Globally, the practice by companies to publicise their sustainability performance has become a norm, and here in South Africa, almost all companies trading in the international 'space' make reference to their Sustainability Reports on their website's and promotional material. But, how accurate are their sustainability reports - and should we even care?
Sadly, while there are many that undergo stringent and independent evaluation before they publish their sustainability credentials, the majority skip this step altogether, preferring to rely on highly questionable interpretations of their performance data by some paid official in the organisation. This allows them to claim sustainability while in fact masking their true - and often patently ineffective business practices that would hardly justify a second glance by anyone. One of the largest hospitality groups in the region happily publishes their internal data under a cloak of respectability, without any independent review of evaluation to back-up their claims. And no-one cares! Another claims certification by a label that no longer operates in this space and even worse, a third basks in the global performance achieved by properties outside Africa with a straight face!
And perhaps this is the problem..! As an industry, the hospitality sector takes sustainability as seriously as music royalties or the price of bread, and it hardly concerns itself with concepts such as responsible resource use or social responsibility because it can afford not to. How do you convince anyone to save electricity or water - or help local communities, when there is no financial or legal imperative to do so? There has been an insignificant drop in water consumption in hotels in the greater Cape Town area because little-or-no action has been taken to encourage or enforce compliance by the authorities.
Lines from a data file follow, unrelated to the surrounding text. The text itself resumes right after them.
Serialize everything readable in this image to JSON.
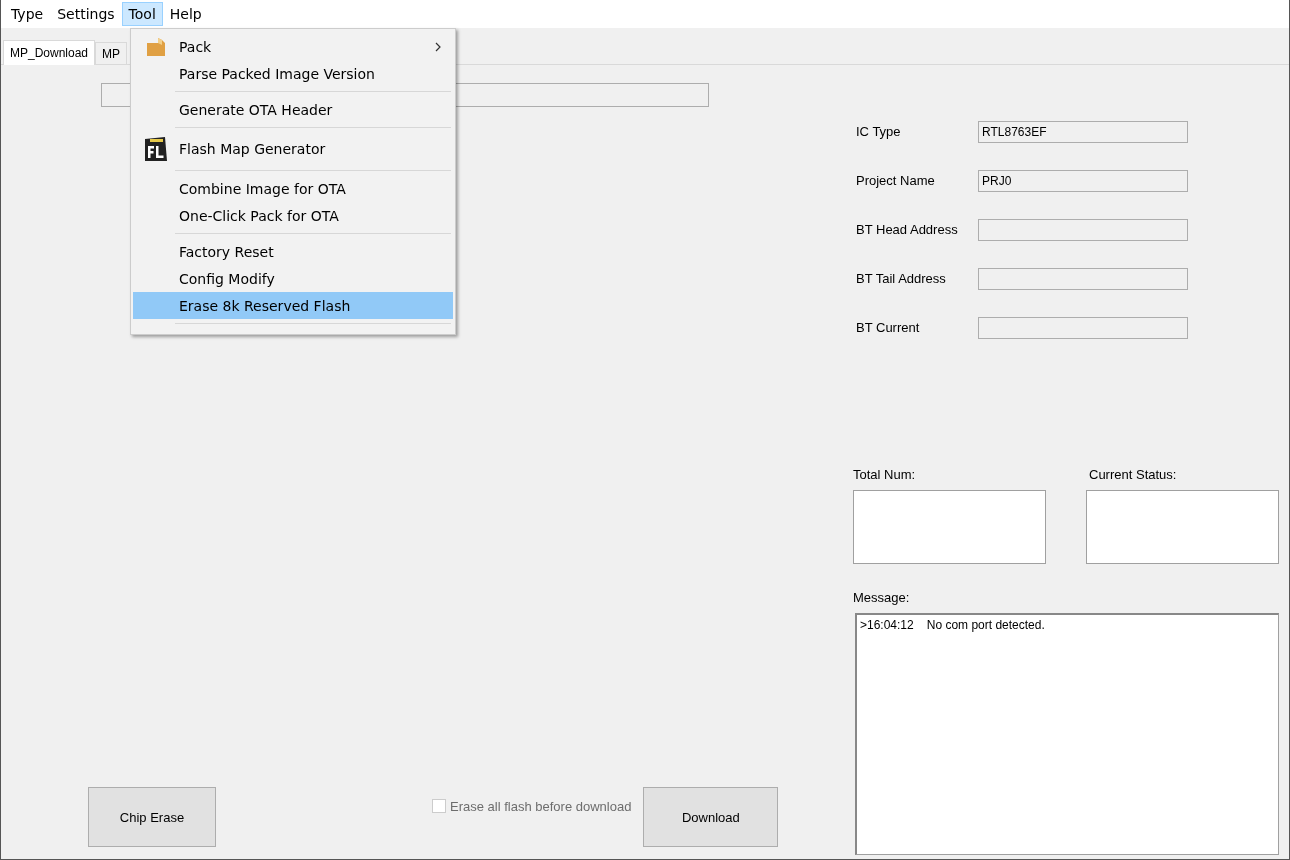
{
  "menu_bar": [
    {
      "label": "Type",
      "selected": false
    },
    {
      "label": "Settings",
      "selected": false
    },
    {
      "label": "Tool",
      "selected": true
    },
    {
      "label": "Help",
      "selected": false
    }
  ],
  "tool_menu": {
    "groups": [
      [
        {
          "label": "Pack",
          "kind": "package",
          "submenu": true,
          "selected": false
        },
        {
          "label": "Parse Packed Image Version",
          "kind": "plain",
          "selected": false
        }
      ],
      [
        {
          "label": "Generate OTA Header",
          "kind": "plain",
          "selected": false
        }
      ],
      [
        {
          "label": "Flash Map Generator",
          "kind": "flashmap",
          "selected": false
        }
      ],
      [
        {
          "label": "Combine Image for OTA",
          "kind": "plain",
          "selected": false
        },
        {
          "label": "One-Click Pack for OTA",
          "kind": "plain",
          "selected": false
        }
      ],
      [
        {
          "label": "Factory Reset",
          "kind": "plain",
          "selected": false
        },
        {
          "label": "Config Modify",
          "kind": "plain",
          "selected": false
        },
        {
          "label": "Erase 8k Reserved Flash",
          "kind": "plain",
          "selected": true
        }
      ]
    ]
  },
  "tabs": [
    {
      "label": "MP_Download",
      "selected": true
    },
    {
      "label": "MP",
      "selected": false
    }
  ],
  "info_fields": [
    {
      "label": "IC Type",
      "value": "RTL8763EF"
    },
    {
      "label": "Project Name",
      "value": "PRJ0"
    },
    {
      "label": "BT Head Address"
    },
    {
      "label": "BT Tail Address"
    },
    {
      "label": "BT Current"
    }
  ],
  "total_num": {
    "label": "Total Num:"
  },
  "current_status": {
    "label": "Current Status:"
  },
  "message": {
    "label": "Message:",
    "lines": [
      {
        "time": ">16:04:12",
        "text": "No com port detected."
      }
    ]
  },
  "chip_erase_button": "Chip Erase",
  "erase_all_checkbox": {
    "label": "Erase all flash before download",
    "checked": false,
    "disabled": true
  },
  "download_button": "Download"
}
This is further helped by the fact that the hotels in the City can afford to pay the higher prices and because they simply pass these costs to guests through unreasonably high annual room rate increases. Would restrictions help? Probably not, because most already have boreholes and alternate supplies, and they really couldn't care! Of the over three hundred hospitality facilities in the City, only twelve have any independent evaluation of their performance on an annual basis. And we think this is OK?
So they resort to wild and often unsubstantiated claims of reductions in water, energy and waste volumes - and to extensive and 'meaningful' support to local charities and organisations that quite honestly, don't need the help. Reporting sustainability has become a 'tick-box' activity in most businesses and very little effort is being made to ensure that what is published meets even an iota of credibility. Often, what is not said - or reading between the lines, unmasks the true performance of a company.
But I suppose the question should be - do we really care enough? We have given these businesses credibility that they don't deserve by simply not caring enough.